Work required:
Reproduce every entry below precisely; do not include the pictures.

┌──

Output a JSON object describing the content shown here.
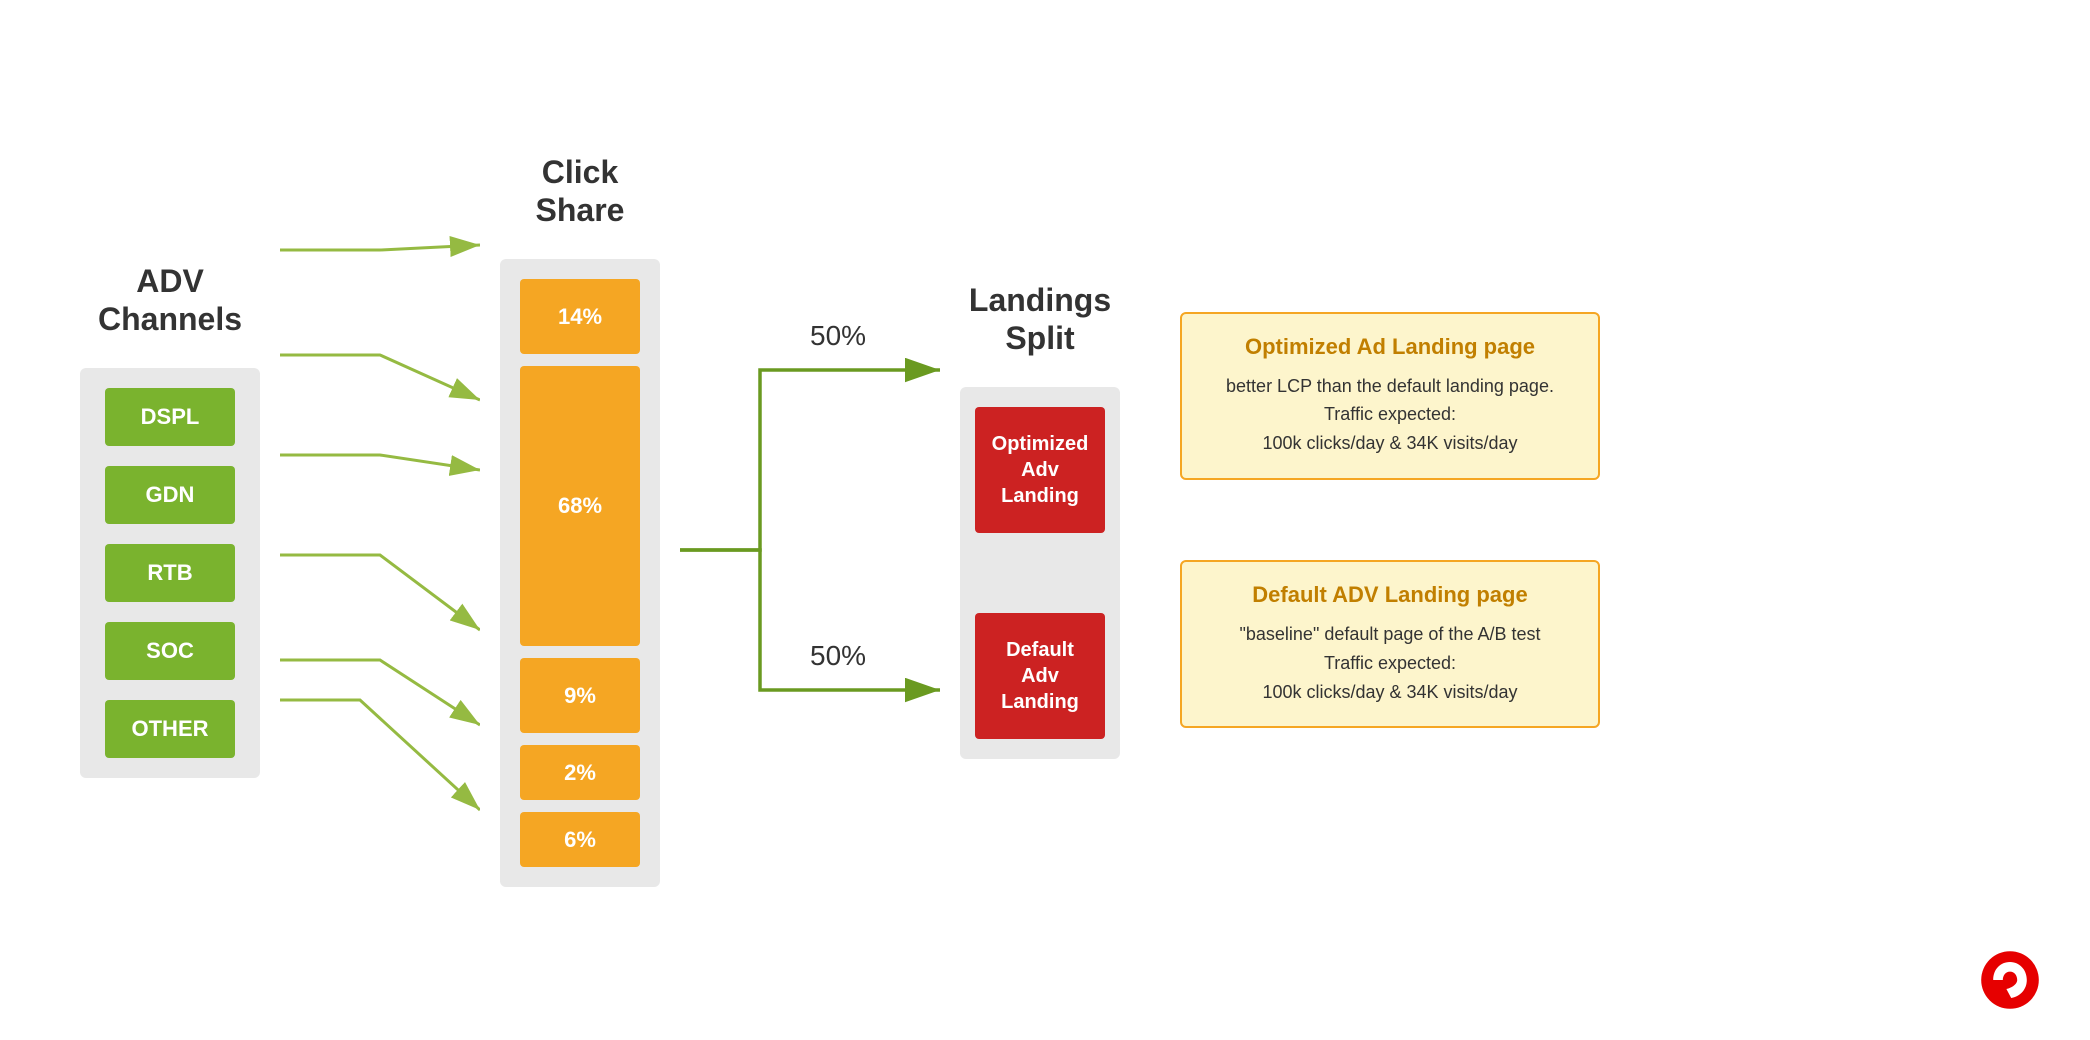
{
  "columns": {
    "adv": {
      "header": "ADV\nChannels",
      "channels": [
        {
          "label": "DSPL"
        },
        {
          "label": "GDN"
        },
        {
          "label": "RTB"
        },
        {
          "label": "SOC"
        },
        {
          "label": "OTHER"
        }
      ]
    },
    "click": {
      "header": "Click\nShare",
      "shares": [
        {
          "value": "14%",
          "size": "small"
        },
        {
          "value": "68%",
          "size": "large"
        },
        {
          "value": "9%",
          "size": "small"
        },
        {
          "value": "2%",
          "size": "xs"
        },
        {
          "value": "6%",
          "size": "xs"
        }
      ]
    },
    "landings": {
      "header": "Landings\nSplit",
      "split_labels": [
        "50%",
        "50%"
      ],
      "pages": [
        {
          "label": "Optimized\nAdv\nLanding"
        },
        {
          "label": "Default\nAdv\nLanding"
        }
      ]
    }
  },
  "info_cards": [
    {
      "title": "Optimized Ad Landing page",
      "body": "better LCP than the default landing page.\nTraffic expected:\n100k clicks/day  & 34K visits/day"
    },
    {
      "title": "Default ADV Landing page",
      "body": "\"baseline\" default page of the A/B test\nTraffic expected:\n100k clicks/day  & 34K visits/day"
    }
  ],
  "colors": {
    "green": "#7ab32e",
    "orange": "#f5a623",
    "red": "#cc2222",
    "bg_gray": "#e8e8e8",
    "info_bg": "#fdf5cc",
    "info_border": "#f5a623",
    "arrow_green": "#8ab32e"
  }
}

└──

Problem solution:
Output a JSON object describing the content shown here.
{
  "columns": {
    "adv": {
      "header": "ADV\nChannels",
      "channels": [
        {
          "label": "DSPL"
        },
        {
          "label": "GDN"
        },
        {
          "label": "RTB"
        },
        {
          "label": "SOC"
        },
        {
          "label": "OTHER"
        }
      ]
    },
    "click": {
      "header": "Click\nShare",
      "shares": [
        {
          "value": "14%",
          "size": "small"
        },
        {
          "value": "68%",
          "size": "large"
        },
        {
          "value": "9%",
          "size": "small"
        },
        {
          "value": "2%",
          "size": "xs"
        },
        {
          "value": "6%",
          "size": "xs"
        }
      ]
    },
    "landings": {
      "header": "Landings\nSplit",
      "split_labels": [
        "50%",
        "50%"
      ],
      "pages": [
        {
          "label": "Optimized\nAdv\nLanding"
        },
        {
          "label": "Default\nAdv\nLanding"
        }
      ]
    }
  },
  "info_cards": [
    {
      "title": "Optimized Ad Landing page",
      "body": "better LCP than the default landing page.\nTraffic expected:\n100k clicks/day  & 34K visits/day"
    },
    {
      "title": "Default ADV Landing page",
      "body": "\"baseline\" default page of the A/B test\nTraffic expected:\n100k clicks/day  & 34K visits/day"
    }
  ],
  "colors": {
    "green": "#7ab32e",
    "orange": "#f5a623",
    "red": "#cc2222",
    "bg_gray": "#e8e8e8",
    "info_bg": "#fdf5cc",
    "info_border": "#f5a623",
    "arrow_green": "#8ab32e"
  }
}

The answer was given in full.